> _Task requirements_
Repeat every record below exactly, leaving out the pictures.

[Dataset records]
━━━━━━

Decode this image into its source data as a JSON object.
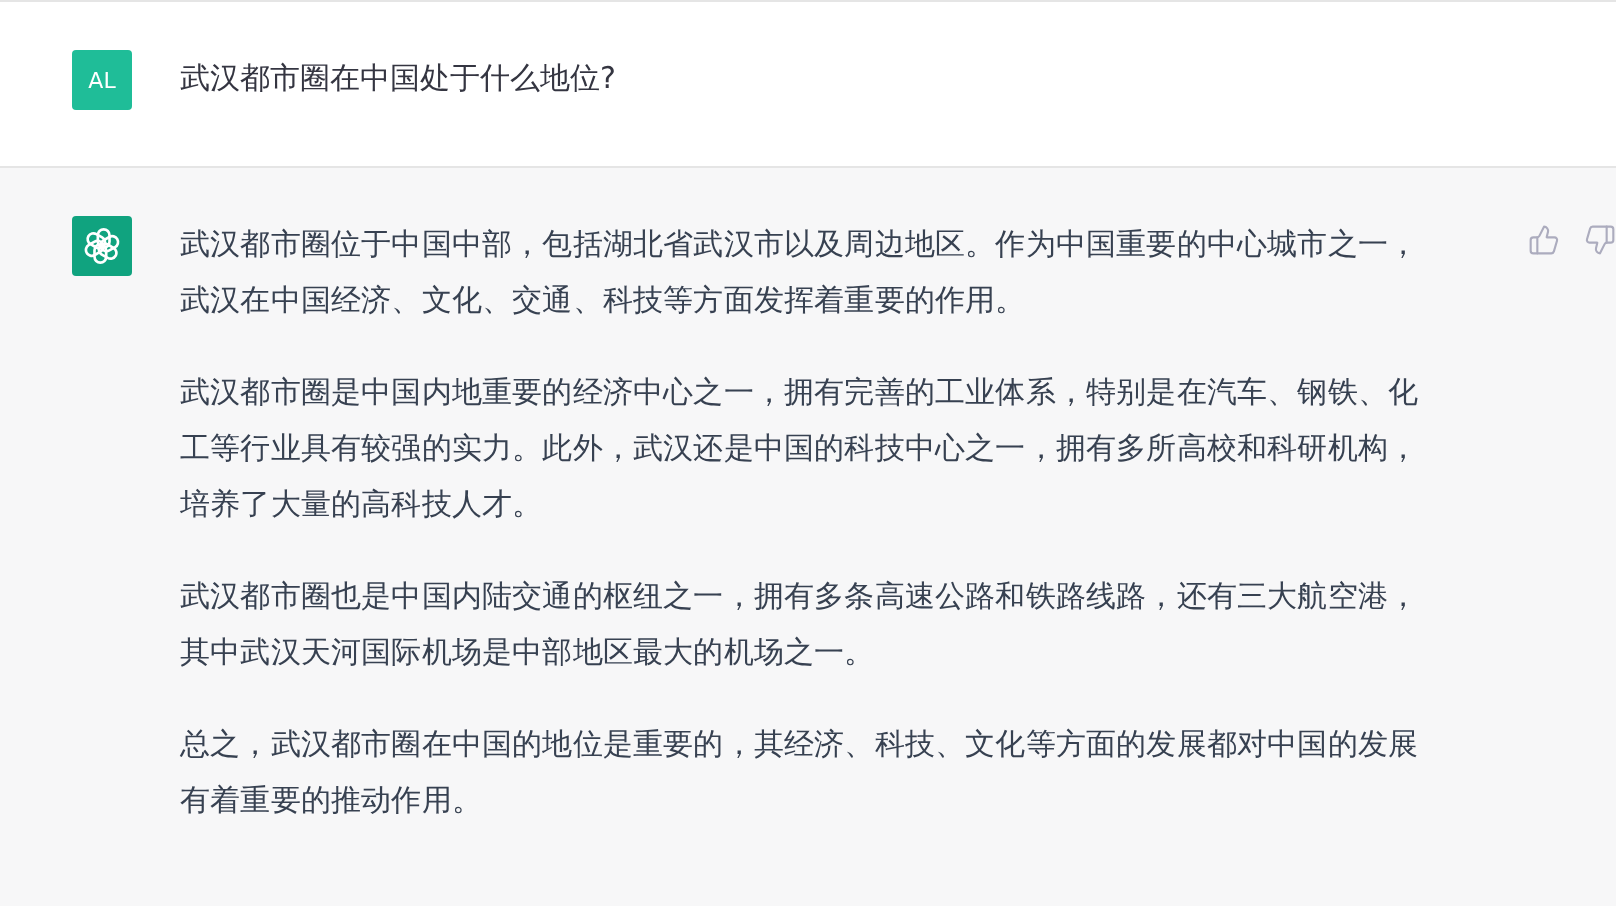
{
  "user_message": {
    "avatar": "AL",
    "text": "武汉都市圈在中国处于什么地位?"
  },
  "assistant_message": {
    "paragraphs": [
      "武汉都市圈位于中国中部，包括湖北省武汉市以及周边地区。作为中国重要的中心城市之一，武汉在中国经济、文化、交通、科技等方面发挥着重要的作用。",
      "武汉都市圈是中国内地重要的经济中心之一，拥有完善的工业体系，特别是在汽车、钢铁、化工等行业具有较强的实力。此外，武汉还是中国的科技中心之一，拥有多所高校和科研机构，培养了大量的高科技人才。",
      "武汉都市圈也是中国内陆交通的枢纽之一，拥有多条高速公路和铁路线路，还有三大航空港，其中武汉天河国际机场是中部地区最大的机场之一。",
      "总之，武汉都市圈在中国的地位是重要的，其经济、科技、文化等方面的发展都对中国的发展有着重要的推动作用。"
    ]
  }
}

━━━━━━

> _Response below_
Decode this image into its source data as a JSON object.
{
  "user_message": {
    "avatar": "AL",
    "text": "武汉都市圈在中国处于什么地位?"
  },
  "assistant_message": {
    "paragraphs": [
      "武汉都市圈位于中国中部，包括湖北省武汉市以及周边地区。作为中国重要的中心城市之一，武汉在中国经济、文化、交通、科技等方面发挥着重要的作用。",
      "武汉都市圈是中国内地重要的经济中心之一，拥有完善的工业体系，特别是在汽车、钢铁、化工等行业具有较强的实力。此外，武汉还是中国的科技中心之一，拥有多所高校和科研机构，培养了大量的高科技人才。",
      "武汉都市圈也是中国内陆交通的枢纽之一，拥有多条高速公路和铁路线路，还有三大航空港，其中武汉天河国际机场是中部地区最大的机场之一。",
      "总之，武汉都市圈在中国的地位是重要的，其经济、科技、文化等方面的发展都对中国的发展有着重要的推动作用。"
    ]
  }
}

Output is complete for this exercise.